Ensure that both employees and occupational health providers involved in health surveillance receive necessary training and education. Employees should understand the purpose and benefits of the programme, while occupational health providers must be equipped with the knowledge and skills to carry out the necessary examinations and assessments.
Best Practices for Maintaining a Successful Health Surveillance Program
Regular Evaluation and Review of Protocols
Continuously assess and review the effectiveness of your workplace health surveillance programme. This includes evaluating protocols, updating procedures as needed, and seeking feedback from both employees and occupational health providers to ensure ongoing improvement.
Continued Communication and Engagement
Maintain open lines of communication with employees about their health and the progress of the health surveillance programme. Regularly engage with employees, addressing any concerns and providing updates. This will foster trust and increase participation.
Staying Updated with Emerging Health Issues and Guidelines
Keep abreast of emerging health issues and relevant guidelines in order to adapt your health surveillance programme accordingly. Stay informed about new research, technologies, and best practices to ensure your programme remains effective and up to date.

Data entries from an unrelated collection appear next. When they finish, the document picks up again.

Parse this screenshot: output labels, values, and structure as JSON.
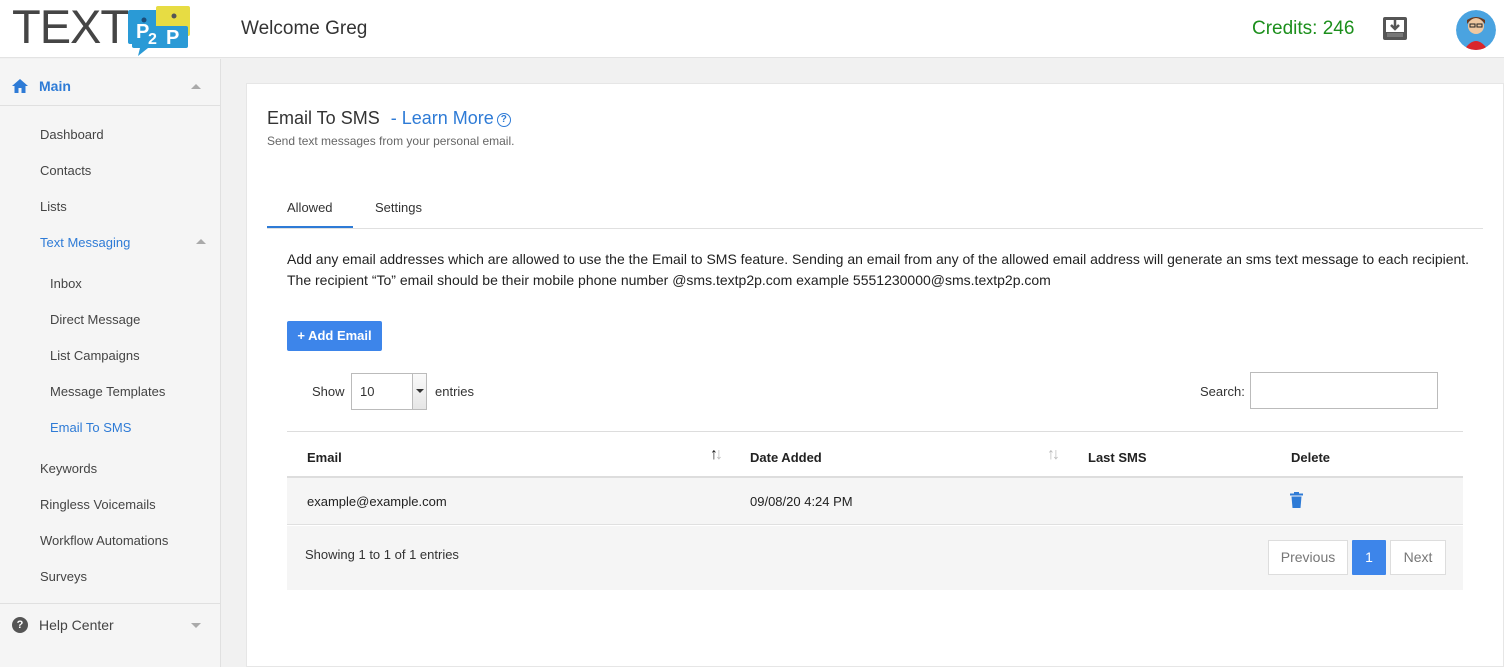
{
  "header": {
    "logo_text": "TEXT",
    "welcome": "Welcome Greg",
    "credits": "Credits: 246"
  },
  "sidebar": {
    "main_label": "Main",
    "items": [
      "Dashboard",
      "Contacts",
      "Lists"
    ],
    "text_messaging_label": "Text Messaging",
    "sub_items": [
      "Inbox",
      "Direct Message",
      "List Campaigns",
      "Message Templates",
      "Email To SMS"
    ],
    "more_items": [
      "Keywords",
      "Ringless Voicemails",
      "Workflow Automations",
      "Surveys"
    ],
    "help_label": "Help Center"
  },
  "page": {
    "title": "Email To SMS",
    "learn_more": "- Learn More",
    "subtitle": "Send text messages from your personal email.",
    "tabs": [
      "Allowed",
      "Settings"
    ],
    "description": "Add any email addresses which are allowed to use the the Email to SMS feature. Sending an email from any of the allowed email address will generate an sms text message to each recipient. The recipient “To” email should be their mobile phone number @sms.textp2p.com example 5551230000@sms.textp2p.com",
    "add_button": "+ Add Email"
  },
  "table": {
    "show_label": "Show",
    "page_size": "10",
    "entries_label": "entries",
    "search_label": "Search:",
    "search_value": "",
    "columns": [
      "Email",
      "Date Added",
      "Last SMS",
      "Delete"
    ],
    "rows": [
      {
        "email": "example@example.com",
        "date_added": "09/08/20 4:24 PM",
        "last_sms": ""
      }
    ],
    "info": "Showing 1 to 1 of 1 entries",
    "prev_label": "Previous",
    "current_page": "1",
    "next_label": "Next"
  },
  "colors": {
    "accent": "#3d85ea",
    "link": "#2e7bd6",
    "credits": "#1c8f1c"
  }
}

By implementing health surveillance in your organisation and following these best practices, you can prioritise employee wellbeing, reduce workplace injuries and illnesses, and contribute to a healthier and more productive work environment. Health surveillance plays a vital role in protecting the wellbeing of employees and maintaining a safe work environment. By implementing robust health surveillance programmes, organisations can identify and mitigate potential risks, comply with legal requirements, and promote the overall health and safety of their workforce. It is an investment that brings numerous benefits, including improved employee morale, reduced workplace incidents, and lower healthcare costs. By following best practices and staying updated with emerging health issues, organisations can ensure the effectiveness and success of their health surveillance programmes. Prioritising the health and safety of employees not only benefits individuals, but also contributes to the long-term success and sustainability of the organisation as a whole.

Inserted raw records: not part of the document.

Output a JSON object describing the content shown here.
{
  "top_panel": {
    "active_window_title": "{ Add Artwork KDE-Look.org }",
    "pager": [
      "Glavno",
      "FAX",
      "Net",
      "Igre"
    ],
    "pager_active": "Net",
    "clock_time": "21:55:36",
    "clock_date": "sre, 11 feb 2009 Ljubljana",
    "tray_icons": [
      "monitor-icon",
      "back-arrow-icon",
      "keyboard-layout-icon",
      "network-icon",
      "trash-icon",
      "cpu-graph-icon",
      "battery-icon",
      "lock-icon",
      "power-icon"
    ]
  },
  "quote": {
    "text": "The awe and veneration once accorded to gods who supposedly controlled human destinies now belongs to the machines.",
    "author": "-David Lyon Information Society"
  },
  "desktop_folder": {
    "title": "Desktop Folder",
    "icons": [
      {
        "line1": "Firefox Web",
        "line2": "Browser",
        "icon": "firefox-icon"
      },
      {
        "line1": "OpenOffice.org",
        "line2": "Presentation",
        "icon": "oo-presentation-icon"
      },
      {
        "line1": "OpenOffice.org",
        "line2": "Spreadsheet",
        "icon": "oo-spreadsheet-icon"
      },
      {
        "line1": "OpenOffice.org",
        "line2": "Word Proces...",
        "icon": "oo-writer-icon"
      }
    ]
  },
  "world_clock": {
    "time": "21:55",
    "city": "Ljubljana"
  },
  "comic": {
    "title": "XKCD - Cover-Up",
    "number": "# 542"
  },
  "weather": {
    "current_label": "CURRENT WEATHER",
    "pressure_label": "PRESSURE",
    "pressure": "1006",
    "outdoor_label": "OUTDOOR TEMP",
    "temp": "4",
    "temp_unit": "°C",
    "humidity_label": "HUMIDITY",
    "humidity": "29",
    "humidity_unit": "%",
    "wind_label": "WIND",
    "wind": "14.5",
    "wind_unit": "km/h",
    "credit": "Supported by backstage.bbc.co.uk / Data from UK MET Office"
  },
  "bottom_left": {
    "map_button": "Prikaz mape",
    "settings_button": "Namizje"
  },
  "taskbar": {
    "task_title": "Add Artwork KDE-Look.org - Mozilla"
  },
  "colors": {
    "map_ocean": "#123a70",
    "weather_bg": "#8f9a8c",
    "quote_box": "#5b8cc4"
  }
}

1. Why is health surveillance important for organisations?
Health surveillance is crucial for organisations as it helps identify and manage occupational hazards, prevent work-related illnesses, and ensure compliance with legal requirements. It promotes the wellbeing and safety of employees, reduces healthcare costs, and enhances overall productivity.
2. What are the legal obligations regarding health surveillance?
Employers have legal obligations to implement health surveillance in specific industries and job roles where there is a risk to employees’ health. Regulations vary by country, but they generally require employers to assess workplace hazards, provide appropriate health surveillance programmes, and maintain accurate records.
3. What are the key components of an effective health surveillance programme?
An effective health surveillance programme includes identifying workplace hazards, establishing appropriate protocols for monitoring employee health, and ensuring proper data collection and record-keeping. It also involves regular evaluation, communication, and training to keep employees and healthcare providers informed and engaged.
4. How can organisations implement health surveillance?
Organisations can implement health surveillance by conducting a comprehensive workplace health assessment, developing a tailored health surveillance plan, and providing necessary training and education to employees and healthcare providers. It is important to involve relevant stakeholders, allocate resources appropriately, and continuously evaluate and update the programme for optimal effectiveness.